▶ [WORK REQUEST] Each line of the data holding "Jump" should be found and copied.

▶ [GIVEN RECORDS]
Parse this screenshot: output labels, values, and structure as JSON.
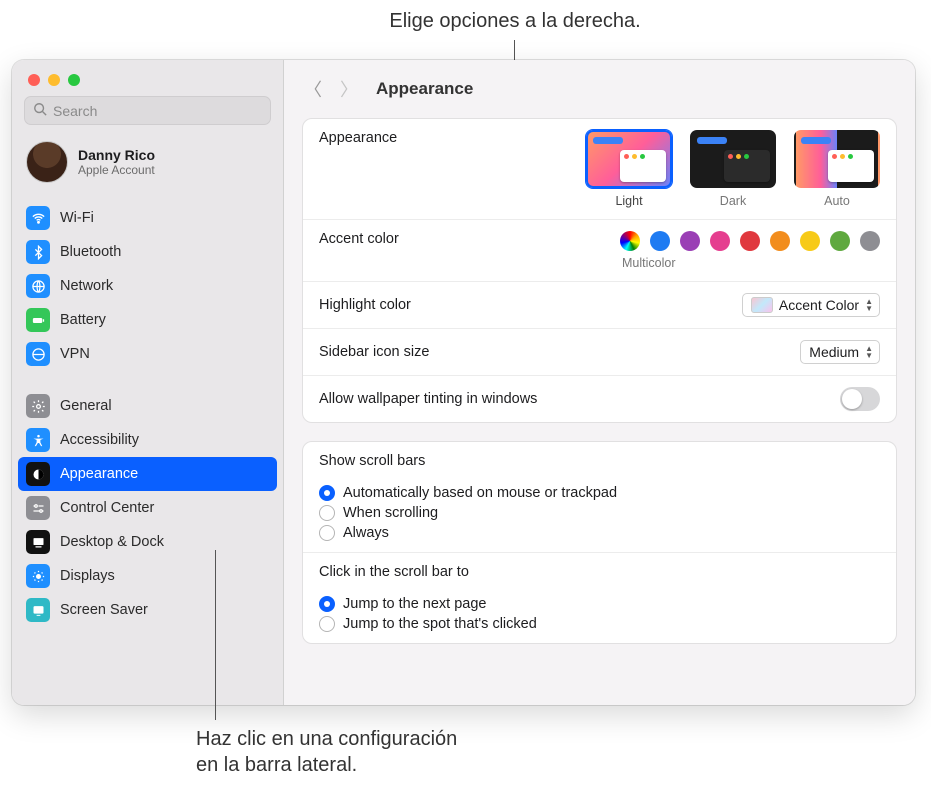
{
  "callouts": {
    "top": "Elige opciones a la derecha.",
    "bottom_l1": "Haz clic en una configuración",
    "bottom_l2": "en la barra lateral."
  },
  "search": {
    "placeholder": "Search"
  },
  "account": {
    "name": "Danny Rico",
    "sub": "Apple Account"
  },
  "sidebar": {
    "group1": [
      {
        "label": "Wi-Fi"
      },
      {
        "label": "Bluetooth"
      },
      {
        "label": "Network"
      },
      {
        "label": "Battery"
      },
      {
        "label": "VPN"
      }
    ],
    "group2": [
      {
        "label": "General"
      },
      {
        "label": "Accessibility"
      },
      {
        "label": "Appearance"
      },
      {
        "label": "Control Center"
      },
      {
        "label": "Desktop & Dock"
      },
      {
        "label": "Displays"
      },
      {
        "label": "Screen Saver"
      }
    ]
  },
  "header": {
    "title": "Appearance"
  },
  "appearance": {
    "label": "Appearance",
    "options": {
      "light": "Light",
      "dark": "Dark",
      "auto": "Auto"
    },
    "selected": "light"
  },
  "accent": {
    "label": "Accent color",
    "selected_caption": "Multicolor",
    "colors": [
      "multi",
      "blue",
      "purple",
      "pink",
      "red",
      "orange",
      "yellow",
      "green",
      "gray"
    ]
  },
  "highlight": {
    "label": "Highlight color",
    "value": "Accent Color"
  },
  "sidebar_icon": {
    "label": "Sidebar icon size",
    "value": "Medium"
  },
  "wallpaper_tint": {
    "label": "Allow wallpaper tinting in windows",
    "value": false
  },
  "scrollbars": {
    "label": "Show scroll bars",
    "o1": "Automatically based on mouse or trackpad",
    "o2": "When scrolling",
    "o3": "Always",
    "selected": "o1"
  },
  "click_scroll": {
    "label": "Click in the scroll bar to",
    "o1": "Jump to the next page",
    "o2": "Jump to the spot that's clicked",
    "selected": "o1"
  }
}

▶ [TASK OUTPUT]
    "o1": "Jump to the next page",
    "o2": "Jump to the spot that's clicked",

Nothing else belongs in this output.